And I think saying that a 1000-fold increase is in the bag, with the implication that it won’t require any trade offs between capacity, performance, cooling, or power usage, is an assertion that we can’t justify at the moment. The only examples we have of systems with that much capacity (organic brains) have very pokey performance and fluid cooled operation, albeit making up for it with a massively parallel architecture.
“Now, Forced Physics, a company based in Scottsdale, Ariz., has developed a low-power system that it says could slash a data center’s energy requirements for cooling by 90 percent. The company’s JouleForce conductor is a passive system that uses ambient, filtered, nonrefrigerated air to whisk heat away from computer chips.”
I read so many articles like this every day. This one advance(if it pans out) is one order of magnitude of cooling improvement. There is also a PRIVATE company an Australian oil exploration company building a 250 petaflop machine in Houston that will be liquid cooled.
I do agree that a lot of work is ahead to get the 1000 fold increase. But 3D is already being used in memory chips and we have barely scratched the surface in using VOLUME over AREA. Our brains are very much 3D and that is a big gain in efficiency.
If I was to guess the biggest breakthroughs will come when we get a better handle on self organizing nano structures. We might very well be able to build something with greater information density than the brain with very low energy requirements.

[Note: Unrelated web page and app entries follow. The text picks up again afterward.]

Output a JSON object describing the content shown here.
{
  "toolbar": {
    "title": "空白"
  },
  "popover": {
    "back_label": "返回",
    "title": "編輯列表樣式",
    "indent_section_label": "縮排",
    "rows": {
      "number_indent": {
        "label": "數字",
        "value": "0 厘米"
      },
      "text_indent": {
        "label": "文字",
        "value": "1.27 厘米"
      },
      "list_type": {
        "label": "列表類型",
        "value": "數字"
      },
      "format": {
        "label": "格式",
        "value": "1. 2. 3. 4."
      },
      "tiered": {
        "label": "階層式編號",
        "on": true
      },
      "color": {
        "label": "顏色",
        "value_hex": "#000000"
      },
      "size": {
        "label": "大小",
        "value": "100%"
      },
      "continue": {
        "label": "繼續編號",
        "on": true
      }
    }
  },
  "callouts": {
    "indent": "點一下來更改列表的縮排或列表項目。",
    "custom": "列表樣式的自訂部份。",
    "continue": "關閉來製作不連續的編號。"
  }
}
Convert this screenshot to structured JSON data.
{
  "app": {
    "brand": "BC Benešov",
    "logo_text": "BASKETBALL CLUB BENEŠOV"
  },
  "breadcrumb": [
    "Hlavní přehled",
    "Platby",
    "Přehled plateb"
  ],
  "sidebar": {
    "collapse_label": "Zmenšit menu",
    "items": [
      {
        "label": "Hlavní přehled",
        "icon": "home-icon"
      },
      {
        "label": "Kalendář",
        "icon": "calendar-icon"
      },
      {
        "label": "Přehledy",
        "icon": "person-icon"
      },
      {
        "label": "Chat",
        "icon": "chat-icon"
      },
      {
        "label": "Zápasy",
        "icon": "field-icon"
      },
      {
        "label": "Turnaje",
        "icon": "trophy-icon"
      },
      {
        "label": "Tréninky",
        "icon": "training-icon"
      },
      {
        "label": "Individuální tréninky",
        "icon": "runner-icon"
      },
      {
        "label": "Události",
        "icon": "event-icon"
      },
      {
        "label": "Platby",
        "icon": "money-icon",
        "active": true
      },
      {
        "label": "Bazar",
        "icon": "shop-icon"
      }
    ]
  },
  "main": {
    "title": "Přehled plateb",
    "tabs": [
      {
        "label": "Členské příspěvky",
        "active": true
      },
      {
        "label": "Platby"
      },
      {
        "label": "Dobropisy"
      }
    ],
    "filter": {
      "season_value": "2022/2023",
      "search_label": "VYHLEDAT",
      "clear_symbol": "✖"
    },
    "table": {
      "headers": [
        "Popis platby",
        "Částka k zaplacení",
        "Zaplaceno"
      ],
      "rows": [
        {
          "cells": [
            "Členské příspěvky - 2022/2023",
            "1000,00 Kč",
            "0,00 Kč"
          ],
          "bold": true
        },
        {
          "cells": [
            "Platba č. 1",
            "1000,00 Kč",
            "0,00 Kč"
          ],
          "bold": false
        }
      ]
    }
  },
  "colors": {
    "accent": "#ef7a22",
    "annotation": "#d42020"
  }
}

5 years ago, Japan’s K computer did a 1% brain simulation (1.7B neurons, 10Trillion synapses–1 second of brain for 40 minutes of compute). That seems a long way off, but that is a 10 Petaflop computer without specialized chips for such simulation. Now, we are already running at exascale for some applications and have projected 2021 to have a full exaflop supercomputer. Very realistically we are only a few years from simulating the entire brain. What happens when you can simulate 10 x brain or 100 x brain?